**About this exercise:** Every line below that holds the string "Free" should be copied.

**Data records:**

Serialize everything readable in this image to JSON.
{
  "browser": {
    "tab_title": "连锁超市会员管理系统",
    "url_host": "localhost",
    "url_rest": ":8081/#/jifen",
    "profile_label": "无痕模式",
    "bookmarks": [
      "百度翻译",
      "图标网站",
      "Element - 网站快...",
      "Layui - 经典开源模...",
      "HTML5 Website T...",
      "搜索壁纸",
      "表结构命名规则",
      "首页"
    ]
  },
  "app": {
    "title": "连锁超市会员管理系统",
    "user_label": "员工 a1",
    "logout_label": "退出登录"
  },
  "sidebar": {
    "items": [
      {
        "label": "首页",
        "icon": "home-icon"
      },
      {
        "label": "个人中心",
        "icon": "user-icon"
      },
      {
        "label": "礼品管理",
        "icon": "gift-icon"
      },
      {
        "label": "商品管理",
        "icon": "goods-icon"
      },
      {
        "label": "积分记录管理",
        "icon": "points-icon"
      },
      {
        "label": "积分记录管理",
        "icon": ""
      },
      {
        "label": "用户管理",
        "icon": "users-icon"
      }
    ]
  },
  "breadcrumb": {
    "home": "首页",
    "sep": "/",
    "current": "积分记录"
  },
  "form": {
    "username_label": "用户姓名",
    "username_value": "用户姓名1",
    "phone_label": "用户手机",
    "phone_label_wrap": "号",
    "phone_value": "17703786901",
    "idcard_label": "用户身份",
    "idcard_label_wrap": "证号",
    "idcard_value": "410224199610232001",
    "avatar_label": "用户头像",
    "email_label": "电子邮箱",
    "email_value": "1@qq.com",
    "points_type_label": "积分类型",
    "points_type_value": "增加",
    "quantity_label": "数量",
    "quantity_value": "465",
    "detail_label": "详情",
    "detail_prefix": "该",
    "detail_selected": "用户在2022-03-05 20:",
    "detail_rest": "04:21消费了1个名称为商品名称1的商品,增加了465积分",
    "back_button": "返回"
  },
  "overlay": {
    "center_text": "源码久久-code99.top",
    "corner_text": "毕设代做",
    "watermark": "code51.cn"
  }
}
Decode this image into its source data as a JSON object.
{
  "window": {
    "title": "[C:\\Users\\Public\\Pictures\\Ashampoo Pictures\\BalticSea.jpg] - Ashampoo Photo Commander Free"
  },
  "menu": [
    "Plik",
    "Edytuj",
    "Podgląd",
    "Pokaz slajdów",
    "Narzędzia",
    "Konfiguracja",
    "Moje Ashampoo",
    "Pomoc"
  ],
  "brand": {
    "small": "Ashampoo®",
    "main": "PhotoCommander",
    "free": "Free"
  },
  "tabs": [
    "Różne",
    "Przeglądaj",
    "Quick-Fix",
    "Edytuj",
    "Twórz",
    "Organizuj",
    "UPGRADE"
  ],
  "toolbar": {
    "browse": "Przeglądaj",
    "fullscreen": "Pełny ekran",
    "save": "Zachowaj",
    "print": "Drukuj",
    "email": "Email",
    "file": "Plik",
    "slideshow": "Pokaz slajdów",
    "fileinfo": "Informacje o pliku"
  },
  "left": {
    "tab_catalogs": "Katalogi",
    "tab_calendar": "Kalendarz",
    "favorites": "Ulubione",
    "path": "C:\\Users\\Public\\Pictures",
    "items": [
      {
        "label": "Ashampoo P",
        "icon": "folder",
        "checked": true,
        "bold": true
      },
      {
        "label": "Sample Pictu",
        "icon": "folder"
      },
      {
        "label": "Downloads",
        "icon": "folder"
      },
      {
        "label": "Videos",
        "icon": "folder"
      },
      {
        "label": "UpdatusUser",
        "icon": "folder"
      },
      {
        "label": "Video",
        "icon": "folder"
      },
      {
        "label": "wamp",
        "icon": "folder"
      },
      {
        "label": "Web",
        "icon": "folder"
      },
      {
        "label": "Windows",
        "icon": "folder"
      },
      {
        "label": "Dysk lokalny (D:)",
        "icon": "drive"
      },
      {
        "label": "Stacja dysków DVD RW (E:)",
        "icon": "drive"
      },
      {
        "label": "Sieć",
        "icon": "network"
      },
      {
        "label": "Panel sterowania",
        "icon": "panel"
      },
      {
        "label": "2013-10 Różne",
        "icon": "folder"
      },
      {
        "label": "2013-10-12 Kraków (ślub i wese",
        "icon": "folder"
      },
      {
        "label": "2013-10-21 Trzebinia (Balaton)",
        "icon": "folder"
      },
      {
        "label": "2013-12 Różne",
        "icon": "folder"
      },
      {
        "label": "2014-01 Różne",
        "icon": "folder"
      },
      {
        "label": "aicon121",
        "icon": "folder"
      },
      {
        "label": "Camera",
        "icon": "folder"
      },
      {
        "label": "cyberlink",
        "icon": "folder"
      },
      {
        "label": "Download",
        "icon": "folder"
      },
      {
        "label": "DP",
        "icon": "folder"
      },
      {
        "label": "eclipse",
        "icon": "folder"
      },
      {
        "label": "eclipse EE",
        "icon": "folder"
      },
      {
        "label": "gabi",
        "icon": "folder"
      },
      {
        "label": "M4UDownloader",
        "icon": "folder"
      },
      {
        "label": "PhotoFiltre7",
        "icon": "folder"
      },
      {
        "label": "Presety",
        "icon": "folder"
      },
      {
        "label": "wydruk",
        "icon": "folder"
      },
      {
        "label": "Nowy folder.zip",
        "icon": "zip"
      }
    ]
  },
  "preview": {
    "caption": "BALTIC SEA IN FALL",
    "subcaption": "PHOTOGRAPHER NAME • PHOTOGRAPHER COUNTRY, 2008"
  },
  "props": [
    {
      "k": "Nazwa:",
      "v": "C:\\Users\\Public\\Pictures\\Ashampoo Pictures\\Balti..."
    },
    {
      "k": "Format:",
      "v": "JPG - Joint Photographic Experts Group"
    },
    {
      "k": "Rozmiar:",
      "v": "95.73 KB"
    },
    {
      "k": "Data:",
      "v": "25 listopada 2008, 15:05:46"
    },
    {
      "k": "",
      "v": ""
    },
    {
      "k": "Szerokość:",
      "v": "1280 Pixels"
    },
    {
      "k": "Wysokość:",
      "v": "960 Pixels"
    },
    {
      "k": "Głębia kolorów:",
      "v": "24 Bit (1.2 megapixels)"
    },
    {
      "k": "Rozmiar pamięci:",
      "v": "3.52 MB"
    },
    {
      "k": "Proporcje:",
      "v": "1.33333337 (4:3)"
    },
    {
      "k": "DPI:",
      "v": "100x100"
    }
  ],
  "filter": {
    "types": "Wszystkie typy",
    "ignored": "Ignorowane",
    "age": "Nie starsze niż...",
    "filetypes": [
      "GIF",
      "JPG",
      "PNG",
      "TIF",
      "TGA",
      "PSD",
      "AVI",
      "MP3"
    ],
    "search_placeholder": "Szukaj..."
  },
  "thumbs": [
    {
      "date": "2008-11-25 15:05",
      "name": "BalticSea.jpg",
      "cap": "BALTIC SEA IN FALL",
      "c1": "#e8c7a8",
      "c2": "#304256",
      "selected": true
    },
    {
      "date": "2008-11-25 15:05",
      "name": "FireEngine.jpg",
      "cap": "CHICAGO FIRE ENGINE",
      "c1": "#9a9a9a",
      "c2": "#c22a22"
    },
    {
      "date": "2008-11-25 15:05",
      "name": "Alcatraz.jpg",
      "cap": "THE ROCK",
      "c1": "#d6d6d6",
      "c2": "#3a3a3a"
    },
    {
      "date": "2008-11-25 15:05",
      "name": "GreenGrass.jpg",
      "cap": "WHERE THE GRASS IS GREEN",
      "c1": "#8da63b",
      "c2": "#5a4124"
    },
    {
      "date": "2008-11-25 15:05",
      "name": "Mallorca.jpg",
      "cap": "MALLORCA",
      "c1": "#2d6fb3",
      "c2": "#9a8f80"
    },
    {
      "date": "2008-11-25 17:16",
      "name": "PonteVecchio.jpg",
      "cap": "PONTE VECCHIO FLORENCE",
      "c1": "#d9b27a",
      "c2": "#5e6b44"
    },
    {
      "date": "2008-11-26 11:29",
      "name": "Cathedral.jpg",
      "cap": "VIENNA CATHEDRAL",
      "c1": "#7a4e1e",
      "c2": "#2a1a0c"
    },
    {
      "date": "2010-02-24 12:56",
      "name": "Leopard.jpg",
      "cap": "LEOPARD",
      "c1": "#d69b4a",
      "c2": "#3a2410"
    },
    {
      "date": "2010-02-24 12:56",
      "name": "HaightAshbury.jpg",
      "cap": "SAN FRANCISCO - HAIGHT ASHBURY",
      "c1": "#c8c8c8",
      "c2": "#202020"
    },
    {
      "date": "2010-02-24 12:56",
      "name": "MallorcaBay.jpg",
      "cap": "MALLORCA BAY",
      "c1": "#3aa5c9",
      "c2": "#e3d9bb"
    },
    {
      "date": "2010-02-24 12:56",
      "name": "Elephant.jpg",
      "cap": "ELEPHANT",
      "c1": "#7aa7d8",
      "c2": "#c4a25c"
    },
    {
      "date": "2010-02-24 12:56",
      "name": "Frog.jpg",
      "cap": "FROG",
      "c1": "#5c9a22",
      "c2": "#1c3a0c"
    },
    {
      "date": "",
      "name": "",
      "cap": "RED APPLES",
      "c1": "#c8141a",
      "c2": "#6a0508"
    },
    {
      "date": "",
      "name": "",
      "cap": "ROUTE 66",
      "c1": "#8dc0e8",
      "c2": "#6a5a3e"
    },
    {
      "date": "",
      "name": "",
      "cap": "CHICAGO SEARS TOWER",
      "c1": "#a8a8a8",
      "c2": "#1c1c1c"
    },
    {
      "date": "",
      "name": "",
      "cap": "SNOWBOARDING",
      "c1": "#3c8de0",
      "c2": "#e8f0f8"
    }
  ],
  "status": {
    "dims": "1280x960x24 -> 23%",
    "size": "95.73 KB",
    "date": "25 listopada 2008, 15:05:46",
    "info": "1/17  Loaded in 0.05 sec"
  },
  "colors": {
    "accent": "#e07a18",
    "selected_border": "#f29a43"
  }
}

**Solution to this task:**
    "title": "[C:\\Users\\Public\\Pictures\\Ashampoo Pictures\\BalticSea.jpg] - Ashampoo Photo Commander Free"
    "free": "Free"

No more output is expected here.